▶ [Data extract]:
■ ■ ■ ■ ■

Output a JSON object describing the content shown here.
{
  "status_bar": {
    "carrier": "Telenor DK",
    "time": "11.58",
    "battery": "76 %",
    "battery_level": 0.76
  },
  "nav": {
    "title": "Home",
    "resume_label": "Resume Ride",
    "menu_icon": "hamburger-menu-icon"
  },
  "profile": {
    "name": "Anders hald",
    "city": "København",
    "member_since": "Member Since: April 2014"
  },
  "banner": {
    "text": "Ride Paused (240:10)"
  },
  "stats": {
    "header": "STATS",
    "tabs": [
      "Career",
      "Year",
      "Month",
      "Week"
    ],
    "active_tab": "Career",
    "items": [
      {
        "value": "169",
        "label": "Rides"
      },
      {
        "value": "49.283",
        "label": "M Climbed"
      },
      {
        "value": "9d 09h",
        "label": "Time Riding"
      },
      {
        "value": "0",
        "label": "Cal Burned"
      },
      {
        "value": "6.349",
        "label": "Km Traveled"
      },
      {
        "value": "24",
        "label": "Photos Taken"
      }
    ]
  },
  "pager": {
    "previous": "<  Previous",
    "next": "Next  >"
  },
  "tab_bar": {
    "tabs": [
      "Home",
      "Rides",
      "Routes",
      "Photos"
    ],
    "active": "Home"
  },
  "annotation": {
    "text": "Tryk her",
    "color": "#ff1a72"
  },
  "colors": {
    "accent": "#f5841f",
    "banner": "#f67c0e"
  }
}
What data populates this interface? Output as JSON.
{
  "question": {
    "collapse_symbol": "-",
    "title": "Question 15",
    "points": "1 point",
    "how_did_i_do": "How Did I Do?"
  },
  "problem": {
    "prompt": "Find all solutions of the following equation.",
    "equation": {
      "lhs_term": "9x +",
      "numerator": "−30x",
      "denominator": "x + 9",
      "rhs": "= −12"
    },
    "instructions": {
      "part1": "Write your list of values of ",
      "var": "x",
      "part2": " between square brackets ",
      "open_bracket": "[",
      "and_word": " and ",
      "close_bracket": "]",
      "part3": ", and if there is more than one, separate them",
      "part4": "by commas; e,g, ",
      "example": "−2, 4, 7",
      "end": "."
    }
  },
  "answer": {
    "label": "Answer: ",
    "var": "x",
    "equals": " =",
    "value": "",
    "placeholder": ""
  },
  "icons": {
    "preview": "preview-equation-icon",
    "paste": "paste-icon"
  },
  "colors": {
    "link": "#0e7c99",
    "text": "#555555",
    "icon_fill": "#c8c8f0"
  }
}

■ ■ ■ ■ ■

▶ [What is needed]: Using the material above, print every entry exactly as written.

▶ [Solution to this problem]:
Output a JSON object describing the content shown here.
{
  "status_bar": {
    "carrier": "Telenor DK",
    "time": "11.58",
    "battery": "76 %",
    "battery_level": 0.76
  },
  "nav": {
    "title": "Home",
    "resume_label": "Resume Ride",
    "menu_icon": "hamburger-menu-icon"
  },
  "profile": {
    "name": "Anders hald",
    "city": "København",
    "member_since": "Member Since: April 2014"
  },
  "banner": {
    "text": "Ride Paused (240:10)"
  },
  "stats": {
    "header": "STATS",
    "tabs": [
      "Career",
      "Year",
      "Month",
      "Week"
    ],
    "active_tab": "Career",
    "items": [
      {
        "value": "169",
        "label": "Rides"
      },
      {
        "value": "49.283",
        "label": "M Climbed"
      },
      {
        "value": "9d 09h",
        "label": "Time Riding"
      },
      {
        "value": "0",
        "label": "Cal Burned"
      },
      {
        "value": "6.349",
        "label": "Km Traveled"
      },
      {
        "value": "24",
        "label": "Photos Taken"
      }
    ]
  },
  "pager": {
    "previous": "<  Previous",
    "next": "Next  >"
  },
  "tab_bar": {
    "tabs": [
      "Home",
      "Rides",
      "Routes",
      "Photos"
    ],
    "active": "Home"
  },
  "annotation": {
    "text": "Tryk her",
    "color": "#ff1a72"
  },
  "colors": {
    "accent": "#f5841f",
    "banner": "#f67c0e"
  }
}
What data populates this interface? Output as JSON.
{
  "question": {
    "collapse_symbol": "-",
    "title": "Question 15",
    "points": "1 point",
    "how_did_i_do": "How Did I Do?"
  },
  "problem": {
    "prompt": "Find all solutions of the following equation.",
    "equation": {
      "lhs_term": "9x +",
      "numerator": "−30x",
      "denominator": "x + 9",
      "rhs": "= −12"
    },
    "instructions": {
      "part1": "Write your list of values of ",
      "var": "x",
      "part2": " between square brackets ",
      "open_bracket": "[",
      "and_word": " and ",
      "close_bracket": "]",
      "part3": ", and if there is more than one, separate them",
      "part4": "by commas; e,g, ",
      "example": "−2, 4, 7",
      "end": "."
    }
  },
  "answer": {
    "label": "Answer: ",
    "var": "x",
    "equals": " =",
    "value": "",
    "placeholder": ""
  },
  "icons": {
    "preview": "preview-equation-icon",
    "paste": "paste-icon"
  },
  "colors": {
    "link": "#0e7c99",
    "text": "#555555",
    "icon_fill": "#c8c8f0"
  }
}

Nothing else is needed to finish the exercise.